US5571975 *Apr 28, 1995Nov 5, 1996Massachusetts Institute Of TechnologyPower absorbing dynamometer
US8100631 *Mar 12, 2008Jan 24, 2012Concepts Eti, Inc.Fluid-type absorption dynamometer having an enhanced power range
US8113440Apr 4, 2008Feb 14, 2012Ventech LlcVehicle supplemental heating system including spool valve manifold
US8162233Jun 18, 2008Apr 24, 2012Ventech, LlcVehicle supplemental heating system including pressure relief diaphragm
US8302876Feb 28, 2005Nov 6, 2012Ventech, LlcVehicle supplemental heating system
US8464963 *Feb 14, 2008Jun 18, 2013Borgwarner Inc.Viscous coolant heater with variable coolant pump drive
US8469283Jul 29, 2009Jun 25, 2013Ventech, LlcLiquid heat generator with integral heat exchanger
US8480006Jan 7, 2007Jul 9, 2013Ventech, LlcVehicle supplemental heating system
US8506237Jan 6, 2012Aug 13, 2013Concepts Eti, Inc.Radial-flow turbomachines having performance-enhancing features
US20100044450 *Feb 14, 2008Feb 25, 2010Roth David BViscous coolant heater with variable coolant pump drive
DE10058111B4 *Nov 23, 2000Aug 5, 2010Zf Friedrichshafen AgAutomatgetriebe
WO1993003342A1 *Jul 27, 1992Feb 18, 1993Galbraith Eng Pty LtdDynamometer
Classifications
U.S. Classification188/274, 188/296, 188/264.00D, 192/105.0CE, 418/83, 60/337, 73/862.14, 165/47, 60/912

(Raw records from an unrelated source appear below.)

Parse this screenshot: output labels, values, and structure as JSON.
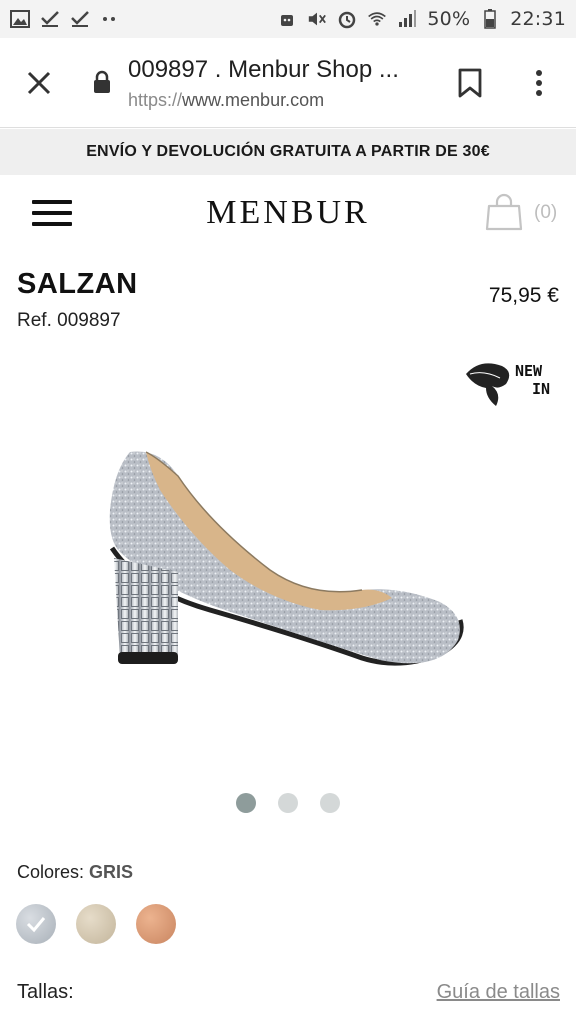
{
  "status_bar": {
    "battery": "50%",
    "time": "22:31",
    "left_icons": [
      "image-icon",
      "check-icon",
      "check-icon",
      "more-dots-icon"
    ],
    "right_icons": [
      "android-icon",
      "mute-icon",
      "alarm-icon",
      "wifi-icon",
      "signal-icon",
      "battery-icon"
    ]
  },
  "browser": {
    "title": "009897 . Menbur Shop ...",
    "url_scheme": "https://",
    "url_host": "www.menbur.com"
  },
  "promo": {
    "text": "ENVÍO Y DEVOLUCIÓN GRATUITA A PARTIR DE 30€"
  },
  "header": {
    "logo": "MENBUR",
    "cart_count": "(0)"
  },
  "product": {
    "name": "SALZAN",
    "ref": "Ref. 009897",
    "price": "75,95 €",
    "badge_line1": "NEW",
    "badge_line2": "IN",
    "image_alt": "Silver glitter pump with jeweled block heel"
  },
  "gallery": {
    "count": 3,
    "active_index": 0
  },
  "colors": {
    "label": "Colores:",
    "selected": "GRIS",
    "swatches": [
      {
        "name": "gris",
        "color": "#b9c0c7",
        "selected": true
      },
      {
        "name": "beige",
        "color": "#d3c7b0",
        "selected": false
      },
      {
        "name": "rosa",
        "color": "#d99a74",
        "selected": false
      }
    ]
  },
  "sizes": {
    "label": "Tallas:",
    "guide": "Guía de tallas"
  },
  "theme": {
    "accent": "#8e9c9b",
    "promo_bg": "#efefef"
  }
}
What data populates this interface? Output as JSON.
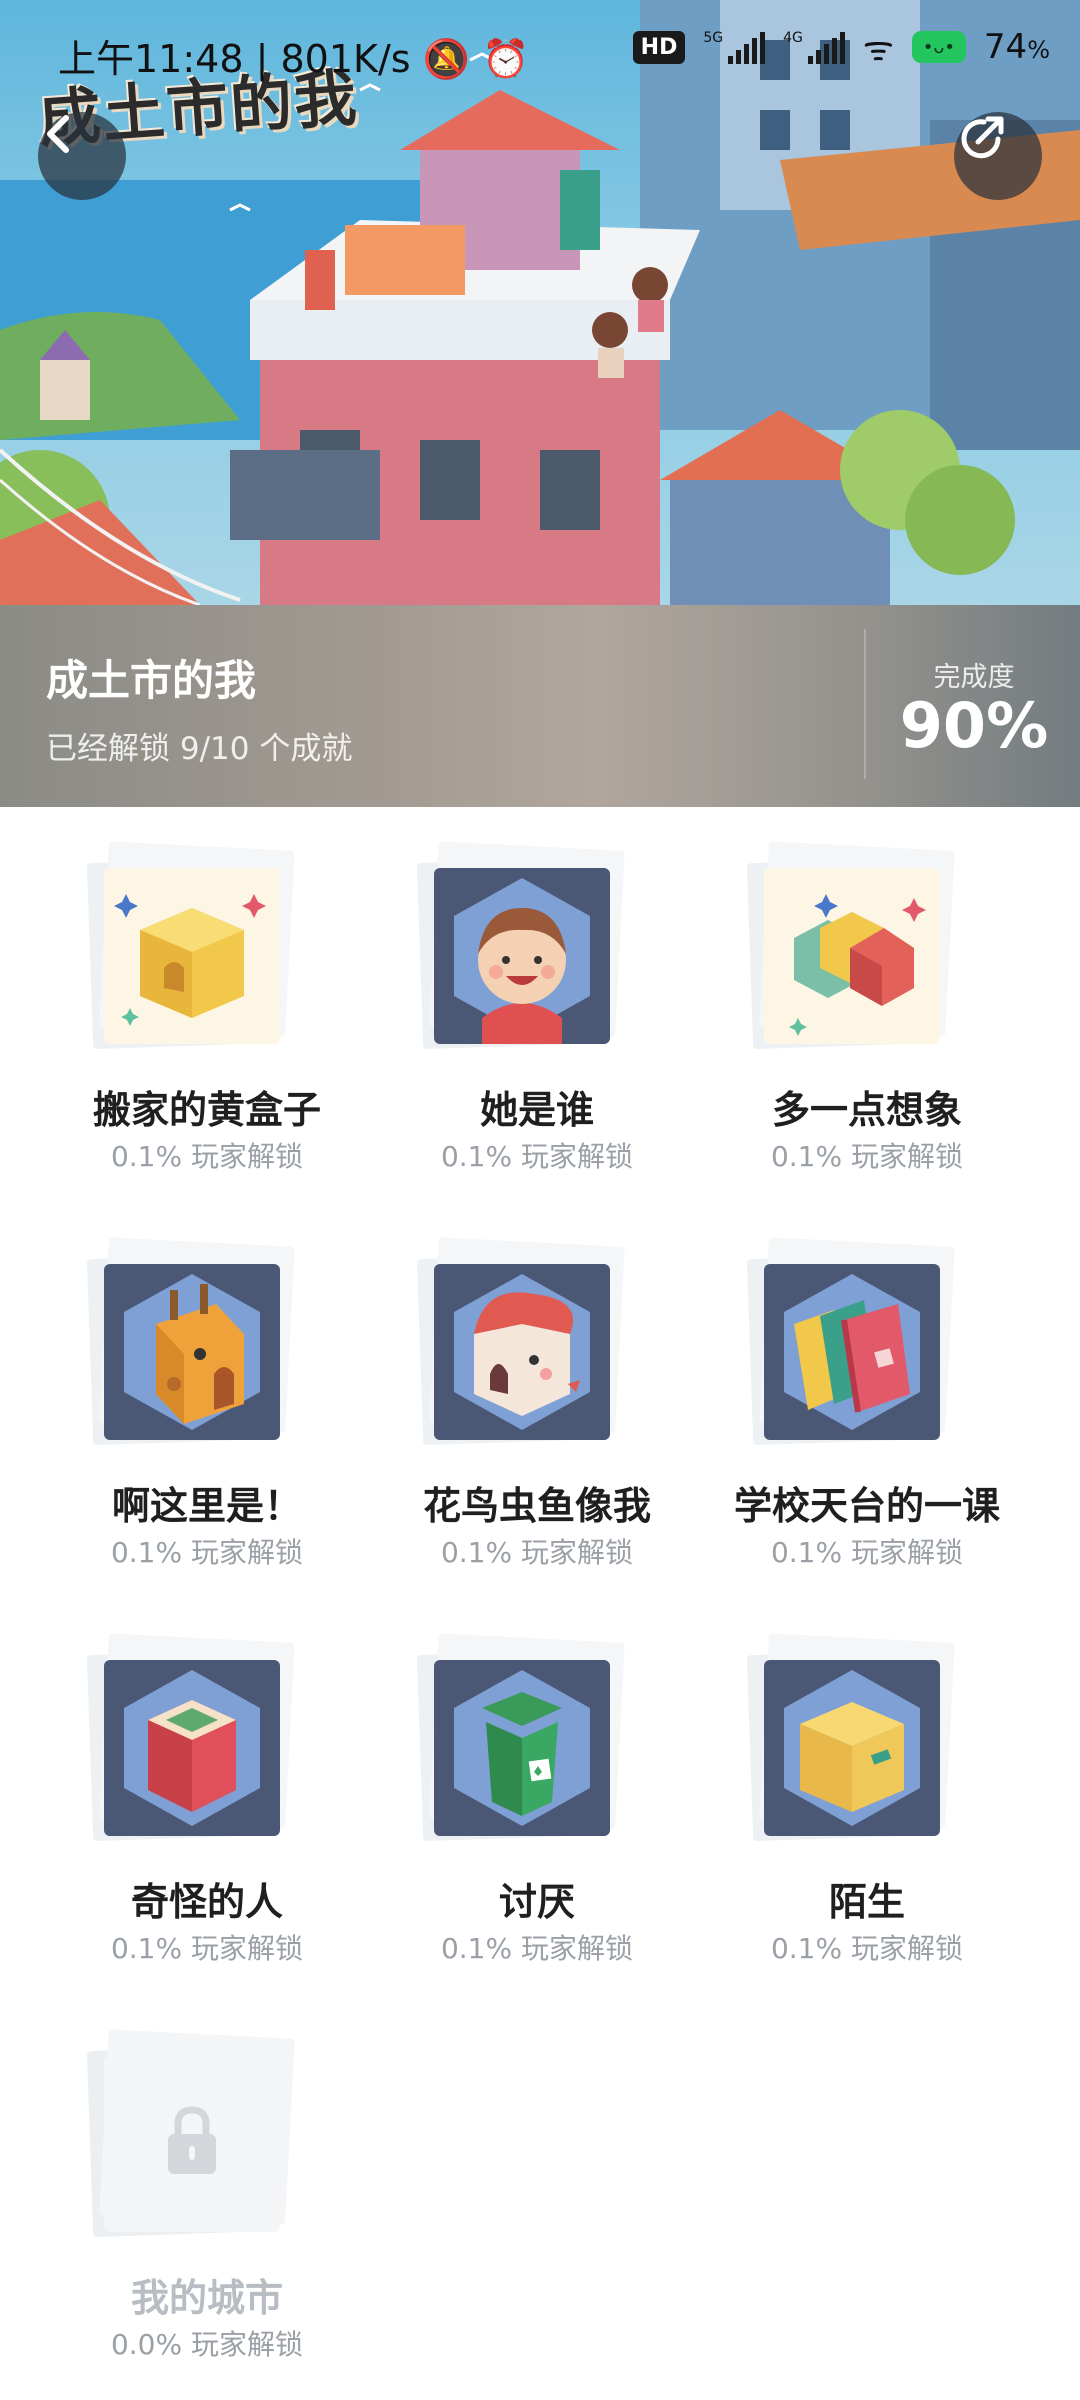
{
  "status_bar": {
    "time": "上午11:48",
    "speed": "801K/s",
    "hd_badge": "HD",
    "net_5g": "5G",
    "net_4g": "4G",
    "battery_percent": "74",
    "battery_unit": "%"
  },
  "hero": {
    "game_logo_text": "成土市的我",
    "back_icon": "chevron-left-icon",
    "share_icon": "share-icon"
  },
  "banner": {
    "title": "成土市的我",
    "subtitle": "已经解锁 9/10 个成就",
    "progress_label": "完成度",
    "progress_value": "90%"
  },
  "achievements": [
    {
      "name": "搬家的黄盒子",
      "rate": "0.1% 玩家解锁",
      "icon": "yellow-box-icon",
      "locked": false
    },
    {
      "name": "她是谁",
      "rate": "0.1% 玩家解锁",
      "icon": "girl-face-icon",
      "locked": false
    },
    {
      "name": "多一点想象",
      "rate": "0.1% 玩家解锁",
      "icon": "colorful-blocks-icon",
      "locked": false
    },
    {
      "name": "啊这里是！",
      "rate": "0.1% 玩家解锁",
      "icon": "giraffe-house-icon",
      "locked": false
    },
    {
      "name": "花鸟虫鱼像我",
      "rate": "0.1% 玩家解锁",
      "icon": "bird-house-icon",
      "locked": false
    },
    {
      "name": "学校天台的一课",
      "rate": "0.1% 玩家解锁",
      "icon": "books-icon",
      "locked": false
    },
    {
      "name": "奇怪的人",
      "rate": "0.1% 玩家解锁",
      "icon": "red-box-icon",
      "locked": false
    },
    {
      "name": "讨厌",
      "rate": "0.1% 玩家解锁",
      "icon": "trash-bin-icon",
      "locked": false
    },
    {
      "name": "陌生",
      "rate": "0.1% 玩家解锁",
      "icon": "cardboard-box-icon",
      "locked": false
    },
    {
      "name": "我的城市",
      "rate": "0.0% 玩家解锁",
      "icon": "lock-icon",
      "locked": true
    }
  ],
  "colors": {
    "badge_frame": "#4a5775",
    "badge_hex": "#7ea0d4",
    "locked_text": "#b7bdc3",
    "rate_text": "#9aa0a6"
  }
}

International ClassificationG01L3/20
Cooperative ClassificationG01L3/20, Y10S60/912
European ClassificationG01L3/20